Lyme disease is the most common tick-borne illness in North America, and the number of reported cases has been steadily climbing over the last decade. We’re joined by Brian Fallon, associate professor of clinical psychiatry and director of the Lyme and Tick-borne Diseases Research Center at Columbia University Medical Center, and Dr. Carolyn Britton, associate professor of clinical neurology at Columbia University Medical Center, and chief neurologist for the Lyme research studies conducted by Columbia’s Lyme and Tick-borne Diseases Research Center. They’ll discuss how the disease is spread, diagnosed, and treated, and how we can protect ourselves while we’re outside this summer.
Wednesday, August 18, 2010
Nina Fascione, Executive Director of Bat Conservation International, discusses new research that predicts regional extinctions of one of the most common bat species, the little brown myotis, within two decades due to White-Nose Syndrome. She’ll explain what White-Nose Syndrome is, the recent study, and efforts being made to save the species.
Friday, August 13, 2010
"If I were at work right now, I'd be paid to have these thoughts." With that thought, Zack Booth Simpson dropped out of high school — then started reading biology textbooks and designing video games. Now he's at a university — not as a student, but as a ...
Monday, August 09, 2010
Thousands of babies are conceived through in-vitro fertilization (IVF) each year, but 29 years ago, when Elizabeth Comeau was born, the in vitro method was considered strange and miraculous. Comeau was America's first "test-tube baby." Now, at 29 years old, she's just given birth to her own baby boy.
(Correction: an earlier version of this story referred to Comeau as the "world's first test-tube baby" - she was actually the first in the United States. Louise Brown, born in the UK in 1978, was the world's first baby conceived via IVF.)
Friday, July 16, 2010
Lyme disease is the most common tick-borne illness in North America, and the number of reported cases has been steadily climbing over the last decade. We’re joined by Dr. Brian Fallon, associate professor of clinical psychiatry and director of the Lyme and Tick-borne Diseases Research Center at Columbia University Medical Center, and Dr. Carolyn Britton, associate professor of clinical neurology at Columbia University Medical Center, and chief neurologist for the Lyme research studies conducted by Columbia’s Lyme and Tick-borne Diseases Research Center. They’ll discuss how the disease is spread, diagnosed, and treated, and how we can protect ourselves while we’re outside this summer.
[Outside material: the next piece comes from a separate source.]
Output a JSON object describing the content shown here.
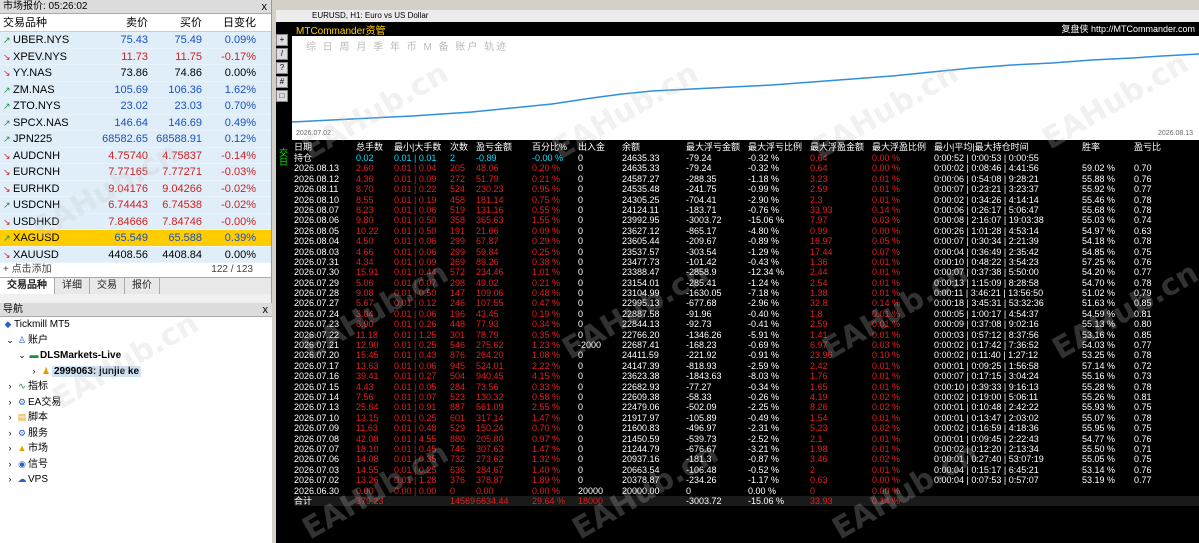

Tuesday, June 29, 2010
Geneticist Dr. Harmit Malik, Associate Member of the Fred Hutchinson Cancer Research Institute in Seattle, and Assistant Professor of Genome Sciences at the University of Washington School of Medicine, explains his work in paleovirology. He was awarded the Vilcek Prize for Creative Promise, which is given to immigrants age 38 or younger. He also won the Presidential Early Career Award in Science and Engineering from President Obama.
Monday, June 28, 2010
Soren Wheeler takes us to Butte Montana--where an open pit copper mine’s demise leads to a toxic lake filled with corrosive runoff. Reporter Barret Golding goes to visit the pit lake, and writer Edwin Dobb tells Soren the story of a pile of dead snow geese who made an ill-fated ...
Monday, June 14, 2010
Pat Thomas, general curator for the Wildlife Conservation Society’s Bronx Zoo, discusses the recent discovery that big cats—cheetahs, jaguars and tigers, who are well known for their obsession about scent—love the smell of Calvin Klein’s Obsession for Men cologne. The scent is now widely used in zoos and the findings are even changing how large felines are studied in the field.
Monday, May 17, 2010
We end with the extraordinary story of Henrietta Lacks. Though she died of cervical cancer in 1951, she unknowingly held the key to unlocking medical advancements (from polio vaccines to chemotherapy drugs) in her tumor cells. After taking a biopsy of Henrietta's cervical cancer, researcher Dr. George Gey and his ...